## [PROBLEM]
Among the records, which lines include "Project"? List them.
--- DATA TO USE Enclosed Below ---
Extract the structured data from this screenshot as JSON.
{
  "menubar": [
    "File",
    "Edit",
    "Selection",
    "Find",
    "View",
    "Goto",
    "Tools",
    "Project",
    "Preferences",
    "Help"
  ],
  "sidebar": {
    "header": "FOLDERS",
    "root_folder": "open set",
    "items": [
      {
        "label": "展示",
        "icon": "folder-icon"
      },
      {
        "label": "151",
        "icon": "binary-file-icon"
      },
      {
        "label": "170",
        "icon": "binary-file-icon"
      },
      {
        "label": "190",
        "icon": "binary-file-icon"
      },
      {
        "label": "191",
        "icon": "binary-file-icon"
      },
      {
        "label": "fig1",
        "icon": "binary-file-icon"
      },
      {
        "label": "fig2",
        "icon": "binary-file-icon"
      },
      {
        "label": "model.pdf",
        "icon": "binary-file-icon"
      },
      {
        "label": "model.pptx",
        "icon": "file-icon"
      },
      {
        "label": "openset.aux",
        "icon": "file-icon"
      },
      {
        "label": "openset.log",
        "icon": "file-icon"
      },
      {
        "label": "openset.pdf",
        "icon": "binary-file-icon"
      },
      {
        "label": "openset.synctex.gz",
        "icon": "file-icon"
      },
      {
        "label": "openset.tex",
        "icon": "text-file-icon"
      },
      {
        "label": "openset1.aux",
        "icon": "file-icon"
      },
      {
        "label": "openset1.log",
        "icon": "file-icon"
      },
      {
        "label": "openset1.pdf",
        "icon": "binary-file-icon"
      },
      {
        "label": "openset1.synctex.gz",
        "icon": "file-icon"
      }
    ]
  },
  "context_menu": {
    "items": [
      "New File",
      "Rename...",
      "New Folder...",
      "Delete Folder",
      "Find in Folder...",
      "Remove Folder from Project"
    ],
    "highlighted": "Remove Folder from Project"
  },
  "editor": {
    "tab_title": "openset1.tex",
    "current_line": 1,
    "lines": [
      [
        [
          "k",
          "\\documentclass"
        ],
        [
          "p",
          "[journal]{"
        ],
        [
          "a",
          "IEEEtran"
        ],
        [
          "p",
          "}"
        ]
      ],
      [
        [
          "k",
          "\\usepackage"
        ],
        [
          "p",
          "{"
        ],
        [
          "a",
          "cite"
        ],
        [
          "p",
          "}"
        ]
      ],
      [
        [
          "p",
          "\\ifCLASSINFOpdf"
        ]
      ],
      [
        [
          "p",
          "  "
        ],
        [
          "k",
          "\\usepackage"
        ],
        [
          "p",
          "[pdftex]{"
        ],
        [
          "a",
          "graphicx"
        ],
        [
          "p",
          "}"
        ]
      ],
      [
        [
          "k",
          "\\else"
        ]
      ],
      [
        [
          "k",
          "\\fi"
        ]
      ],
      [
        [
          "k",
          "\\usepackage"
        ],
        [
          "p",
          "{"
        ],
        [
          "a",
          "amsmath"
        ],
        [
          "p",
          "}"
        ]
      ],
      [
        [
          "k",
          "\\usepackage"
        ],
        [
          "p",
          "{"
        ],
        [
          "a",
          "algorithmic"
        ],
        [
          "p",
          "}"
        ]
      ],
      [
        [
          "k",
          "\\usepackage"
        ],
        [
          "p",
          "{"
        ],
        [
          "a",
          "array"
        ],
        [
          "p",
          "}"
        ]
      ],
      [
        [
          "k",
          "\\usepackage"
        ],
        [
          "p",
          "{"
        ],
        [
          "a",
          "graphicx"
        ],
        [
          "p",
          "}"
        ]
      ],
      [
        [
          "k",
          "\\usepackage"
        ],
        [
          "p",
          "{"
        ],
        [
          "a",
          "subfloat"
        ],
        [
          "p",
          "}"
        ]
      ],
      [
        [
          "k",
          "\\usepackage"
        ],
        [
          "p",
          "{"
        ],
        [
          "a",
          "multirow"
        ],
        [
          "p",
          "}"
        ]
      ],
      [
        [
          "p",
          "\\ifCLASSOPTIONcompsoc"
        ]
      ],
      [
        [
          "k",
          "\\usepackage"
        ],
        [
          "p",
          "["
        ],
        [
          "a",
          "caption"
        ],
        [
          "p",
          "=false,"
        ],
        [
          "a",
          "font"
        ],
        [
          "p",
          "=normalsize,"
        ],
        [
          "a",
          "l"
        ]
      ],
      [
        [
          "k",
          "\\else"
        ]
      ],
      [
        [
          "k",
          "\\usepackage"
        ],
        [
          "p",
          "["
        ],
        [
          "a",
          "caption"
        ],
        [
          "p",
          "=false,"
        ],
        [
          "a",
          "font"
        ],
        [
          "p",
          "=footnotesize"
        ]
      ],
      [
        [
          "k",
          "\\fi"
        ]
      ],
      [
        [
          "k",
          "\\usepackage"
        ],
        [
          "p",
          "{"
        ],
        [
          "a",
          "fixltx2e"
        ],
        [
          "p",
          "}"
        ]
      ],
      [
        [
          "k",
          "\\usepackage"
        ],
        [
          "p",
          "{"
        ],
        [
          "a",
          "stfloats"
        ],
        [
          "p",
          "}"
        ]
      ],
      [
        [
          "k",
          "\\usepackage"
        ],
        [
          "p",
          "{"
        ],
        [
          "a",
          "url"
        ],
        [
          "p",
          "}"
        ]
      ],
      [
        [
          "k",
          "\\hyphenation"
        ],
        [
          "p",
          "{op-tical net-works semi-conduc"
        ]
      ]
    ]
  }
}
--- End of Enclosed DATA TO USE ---
## [RESULT OF THE EXERCISE]
    "Project",
      "Remove Folder from Project"
    "highlighted": "Remove Folder from Project"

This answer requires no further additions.